Objective—To determine whether short-term amitriptyline
administration would be efficacious in the treatment
of acute, nonobstructive, idiopathic lower urinary tract
disease in cats.
Design—Randomized controlled trial.
Animals—31 untreated male and female cats with acute,
nonobstructive, idiopathic lower urinary tract disease.
Procedures—Cats were treated with amitriptyline (5
mg/d; n = 16) or a placebo (15) for 7 days and monitored
for pollakiuria, hematuria, and adverse events.
Cats were reexamined 1 month after treatment, and
owners were interviewed by telephone 6, 12, and 24
months after treatment.
Results—2 amitriptyline-treated cats were excluded
from analyses because of acquired urinary tract infection.
Clinical signs resolved by day 8 in 8 amitriptylinetreated
and 10 control cats. There were no apparent differences
in likelihood or rate of recovery from pollakiuria
or hematuria between groups. Overall, clinical signs
recurred significantly faster and more frequently in
amitriptyline-treated than control cats. However, after
excluding recurrences within 21 days of treatment, risk
of recurrence was similar in both groups. Increasing age
was significantly associated with increased likelihood
and rate of recovery from hematuria and with decreased
risk of recurrence of signs.
Conclusions and Clinical Relevance—Results suggest
that short-term amitriptyline treatment has no
benefit in terms of resolution of pollakiuria and hematuria

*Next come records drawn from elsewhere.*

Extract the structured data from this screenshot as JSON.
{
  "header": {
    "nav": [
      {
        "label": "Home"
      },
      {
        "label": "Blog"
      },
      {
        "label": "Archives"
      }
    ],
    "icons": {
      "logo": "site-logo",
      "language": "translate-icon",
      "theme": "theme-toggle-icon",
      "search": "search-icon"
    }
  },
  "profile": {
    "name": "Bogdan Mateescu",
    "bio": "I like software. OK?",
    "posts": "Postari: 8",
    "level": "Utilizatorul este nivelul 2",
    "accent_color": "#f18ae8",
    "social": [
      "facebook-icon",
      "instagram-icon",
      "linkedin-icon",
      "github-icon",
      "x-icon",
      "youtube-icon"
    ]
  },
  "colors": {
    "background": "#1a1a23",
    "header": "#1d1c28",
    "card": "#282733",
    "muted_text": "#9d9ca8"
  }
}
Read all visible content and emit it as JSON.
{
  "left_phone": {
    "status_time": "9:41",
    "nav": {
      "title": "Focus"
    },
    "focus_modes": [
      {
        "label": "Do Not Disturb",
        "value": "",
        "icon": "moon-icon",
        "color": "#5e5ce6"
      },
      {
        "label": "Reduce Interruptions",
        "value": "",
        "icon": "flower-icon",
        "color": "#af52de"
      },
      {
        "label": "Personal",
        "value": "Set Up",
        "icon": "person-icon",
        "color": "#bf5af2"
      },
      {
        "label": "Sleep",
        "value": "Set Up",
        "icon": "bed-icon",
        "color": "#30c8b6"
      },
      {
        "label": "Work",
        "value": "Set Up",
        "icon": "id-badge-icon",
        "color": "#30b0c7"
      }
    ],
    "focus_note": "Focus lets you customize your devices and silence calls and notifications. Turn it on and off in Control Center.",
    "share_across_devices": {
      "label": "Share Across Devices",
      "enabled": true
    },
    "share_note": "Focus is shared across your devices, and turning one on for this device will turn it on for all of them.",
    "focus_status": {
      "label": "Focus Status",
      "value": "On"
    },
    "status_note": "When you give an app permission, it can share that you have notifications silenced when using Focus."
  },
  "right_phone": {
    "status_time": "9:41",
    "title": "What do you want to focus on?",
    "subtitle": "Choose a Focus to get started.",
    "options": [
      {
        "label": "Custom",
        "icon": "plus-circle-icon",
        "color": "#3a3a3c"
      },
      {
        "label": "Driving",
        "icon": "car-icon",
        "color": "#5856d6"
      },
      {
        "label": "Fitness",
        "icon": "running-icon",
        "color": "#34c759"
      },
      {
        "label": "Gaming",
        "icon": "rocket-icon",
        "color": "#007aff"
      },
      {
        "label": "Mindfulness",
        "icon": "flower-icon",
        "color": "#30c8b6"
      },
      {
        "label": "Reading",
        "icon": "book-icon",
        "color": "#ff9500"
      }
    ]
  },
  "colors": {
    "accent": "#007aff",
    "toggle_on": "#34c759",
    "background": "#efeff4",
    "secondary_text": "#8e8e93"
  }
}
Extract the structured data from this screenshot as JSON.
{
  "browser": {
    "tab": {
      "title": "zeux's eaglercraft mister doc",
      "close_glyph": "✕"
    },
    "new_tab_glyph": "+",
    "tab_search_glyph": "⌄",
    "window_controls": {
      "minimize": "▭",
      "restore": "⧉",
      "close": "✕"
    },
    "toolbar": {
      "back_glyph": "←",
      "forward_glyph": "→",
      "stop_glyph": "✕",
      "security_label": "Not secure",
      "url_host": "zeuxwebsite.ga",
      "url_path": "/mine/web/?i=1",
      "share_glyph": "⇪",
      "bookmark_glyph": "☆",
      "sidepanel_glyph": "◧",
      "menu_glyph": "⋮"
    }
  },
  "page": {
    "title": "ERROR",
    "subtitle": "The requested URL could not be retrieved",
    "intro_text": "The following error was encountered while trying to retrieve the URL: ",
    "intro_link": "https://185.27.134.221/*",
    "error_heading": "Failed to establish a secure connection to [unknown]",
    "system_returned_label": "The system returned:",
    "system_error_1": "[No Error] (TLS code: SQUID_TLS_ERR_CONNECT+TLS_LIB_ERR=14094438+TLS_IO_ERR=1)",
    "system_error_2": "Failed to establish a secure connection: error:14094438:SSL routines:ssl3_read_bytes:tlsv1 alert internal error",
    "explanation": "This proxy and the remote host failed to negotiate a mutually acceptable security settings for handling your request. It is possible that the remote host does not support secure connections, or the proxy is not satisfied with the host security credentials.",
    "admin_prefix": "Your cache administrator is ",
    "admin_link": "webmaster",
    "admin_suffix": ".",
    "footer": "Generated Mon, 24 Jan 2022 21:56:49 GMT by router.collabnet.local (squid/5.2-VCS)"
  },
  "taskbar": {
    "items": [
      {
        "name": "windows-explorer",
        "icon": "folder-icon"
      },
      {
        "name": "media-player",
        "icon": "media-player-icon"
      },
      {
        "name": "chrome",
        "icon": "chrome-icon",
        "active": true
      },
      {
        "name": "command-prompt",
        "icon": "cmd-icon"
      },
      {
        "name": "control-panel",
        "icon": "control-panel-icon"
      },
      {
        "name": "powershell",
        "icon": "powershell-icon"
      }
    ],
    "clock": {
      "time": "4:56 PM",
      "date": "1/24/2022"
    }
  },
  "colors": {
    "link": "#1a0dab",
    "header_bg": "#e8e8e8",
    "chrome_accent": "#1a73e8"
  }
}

in cats with idiopathic lower urinary tract disease
and may be associated with an increased risk of
recurrence. (J Am Vet Med Assoc 2003:222:749–758)